What the exercise asks
Each line of the listing where "Bilgileri" appears should be reported.

Given records
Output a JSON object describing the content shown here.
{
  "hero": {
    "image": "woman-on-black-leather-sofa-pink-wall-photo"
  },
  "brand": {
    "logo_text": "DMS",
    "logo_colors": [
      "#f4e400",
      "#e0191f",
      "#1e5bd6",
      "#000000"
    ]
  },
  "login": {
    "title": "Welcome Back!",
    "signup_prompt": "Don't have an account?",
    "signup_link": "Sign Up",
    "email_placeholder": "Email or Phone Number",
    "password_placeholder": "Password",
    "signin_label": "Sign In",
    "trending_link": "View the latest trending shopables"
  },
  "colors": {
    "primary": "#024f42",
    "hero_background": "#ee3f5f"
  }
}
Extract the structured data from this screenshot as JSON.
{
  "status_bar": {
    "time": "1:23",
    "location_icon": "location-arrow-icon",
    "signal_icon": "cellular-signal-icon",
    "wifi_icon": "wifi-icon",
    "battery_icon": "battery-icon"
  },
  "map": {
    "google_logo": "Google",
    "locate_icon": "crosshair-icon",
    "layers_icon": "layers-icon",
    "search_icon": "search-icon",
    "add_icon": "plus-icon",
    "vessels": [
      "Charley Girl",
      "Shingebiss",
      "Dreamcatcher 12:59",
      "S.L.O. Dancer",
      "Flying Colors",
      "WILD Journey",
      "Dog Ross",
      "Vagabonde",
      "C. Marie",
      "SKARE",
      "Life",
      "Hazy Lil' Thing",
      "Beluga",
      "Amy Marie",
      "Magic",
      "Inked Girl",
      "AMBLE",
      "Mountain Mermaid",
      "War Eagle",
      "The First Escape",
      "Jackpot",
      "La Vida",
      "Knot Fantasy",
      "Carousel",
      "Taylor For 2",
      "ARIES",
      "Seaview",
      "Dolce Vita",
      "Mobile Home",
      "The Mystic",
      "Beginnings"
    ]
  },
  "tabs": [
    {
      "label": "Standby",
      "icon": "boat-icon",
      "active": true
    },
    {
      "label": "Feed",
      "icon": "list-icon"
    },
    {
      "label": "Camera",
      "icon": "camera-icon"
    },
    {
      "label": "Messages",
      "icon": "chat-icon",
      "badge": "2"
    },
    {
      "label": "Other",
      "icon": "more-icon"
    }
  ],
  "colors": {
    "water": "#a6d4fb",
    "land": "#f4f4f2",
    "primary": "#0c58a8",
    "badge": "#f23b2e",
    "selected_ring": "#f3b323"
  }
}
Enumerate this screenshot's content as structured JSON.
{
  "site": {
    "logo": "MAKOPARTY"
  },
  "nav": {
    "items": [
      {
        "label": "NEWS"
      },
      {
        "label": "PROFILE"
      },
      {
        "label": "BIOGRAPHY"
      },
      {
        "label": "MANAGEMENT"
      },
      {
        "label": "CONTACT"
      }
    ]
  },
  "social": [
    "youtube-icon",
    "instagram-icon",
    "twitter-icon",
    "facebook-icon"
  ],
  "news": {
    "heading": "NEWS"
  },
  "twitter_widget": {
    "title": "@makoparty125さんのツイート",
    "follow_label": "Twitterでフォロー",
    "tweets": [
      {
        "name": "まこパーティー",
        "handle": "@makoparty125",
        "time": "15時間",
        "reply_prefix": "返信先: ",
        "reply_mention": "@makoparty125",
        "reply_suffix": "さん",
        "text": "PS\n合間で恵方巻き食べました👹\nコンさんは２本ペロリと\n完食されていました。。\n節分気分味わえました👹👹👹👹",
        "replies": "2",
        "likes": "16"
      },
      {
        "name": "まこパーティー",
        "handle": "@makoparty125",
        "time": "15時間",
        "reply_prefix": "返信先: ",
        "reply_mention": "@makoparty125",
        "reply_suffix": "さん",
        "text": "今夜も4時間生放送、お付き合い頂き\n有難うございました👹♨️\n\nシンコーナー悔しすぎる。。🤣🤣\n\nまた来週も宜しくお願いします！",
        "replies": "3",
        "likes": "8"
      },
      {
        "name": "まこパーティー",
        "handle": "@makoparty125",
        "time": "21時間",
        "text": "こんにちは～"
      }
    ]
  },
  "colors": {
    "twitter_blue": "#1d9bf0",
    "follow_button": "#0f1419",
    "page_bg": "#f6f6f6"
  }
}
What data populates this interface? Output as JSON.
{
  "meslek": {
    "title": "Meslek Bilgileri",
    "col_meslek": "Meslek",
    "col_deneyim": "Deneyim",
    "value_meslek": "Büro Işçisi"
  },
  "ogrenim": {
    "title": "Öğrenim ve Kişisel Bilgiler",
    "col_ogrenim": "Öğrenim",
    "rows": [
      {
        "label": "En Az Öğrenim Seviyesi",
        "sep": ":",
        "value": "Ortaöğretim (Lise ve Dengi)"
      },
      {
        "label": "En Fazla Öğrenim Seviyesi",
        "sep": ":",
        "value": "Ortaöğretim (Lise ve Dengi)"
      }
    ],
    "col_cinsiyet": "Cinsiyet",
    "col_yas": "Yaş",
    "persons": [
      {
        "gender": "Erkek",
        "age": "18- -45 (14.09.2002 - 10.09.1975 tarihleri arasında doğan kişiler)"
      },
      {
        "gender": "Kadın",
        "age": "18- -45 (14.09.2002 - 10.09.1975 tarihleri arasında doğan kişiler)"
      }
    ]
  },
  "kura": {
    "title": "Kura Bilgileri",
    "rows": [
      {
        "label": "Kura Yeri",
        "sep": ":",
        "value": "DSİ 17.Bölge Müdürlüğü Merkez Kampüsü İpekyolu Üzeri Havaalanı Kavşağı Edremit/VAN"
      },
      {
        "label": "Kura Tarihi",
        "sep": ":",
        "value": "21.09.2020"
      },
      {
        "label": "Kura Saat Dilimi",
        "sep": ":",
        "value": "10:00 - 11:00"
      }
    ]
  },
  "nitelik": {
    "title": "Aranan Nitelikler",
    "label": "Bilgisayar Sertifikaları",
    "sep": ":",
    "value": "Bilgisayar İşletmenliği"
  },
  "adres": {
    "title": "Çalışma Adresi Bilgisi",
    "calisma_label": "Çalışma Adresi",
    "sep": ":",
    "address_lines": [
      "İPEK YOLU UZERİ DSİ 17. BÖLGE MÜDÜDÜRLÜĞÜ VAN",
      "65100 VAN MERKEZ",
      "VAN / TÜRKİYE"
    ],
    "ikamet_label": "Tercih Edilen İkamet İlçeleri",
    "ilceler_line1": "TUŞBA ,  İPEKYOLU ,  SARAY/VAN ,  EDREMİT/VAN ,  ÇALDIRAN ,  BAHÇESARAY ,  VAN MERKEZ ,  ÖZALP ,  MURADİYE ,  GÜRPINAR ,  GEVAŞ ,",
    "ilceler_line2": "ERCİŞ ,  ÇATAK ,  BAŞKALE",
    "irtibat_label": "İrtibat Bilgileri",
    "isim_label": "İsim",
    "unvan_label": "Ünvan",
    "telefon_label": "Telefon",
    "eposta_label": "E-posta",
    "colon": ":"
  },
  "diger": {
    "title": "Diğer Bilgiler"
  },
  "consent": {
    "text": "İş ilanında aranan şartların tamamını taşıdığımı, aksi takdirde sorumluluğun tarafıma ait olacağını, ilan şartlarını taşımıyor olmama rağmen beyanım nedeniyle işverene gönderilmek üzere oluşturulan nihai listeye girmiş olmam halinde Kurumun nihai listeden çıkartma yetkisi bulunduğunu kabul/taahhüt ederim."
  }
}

Response to the task
    "title": "Meslek Bilgileri",
    "title": "Kura Bilgileri",
    "irtibat_label": "İrtibat Bilgileri",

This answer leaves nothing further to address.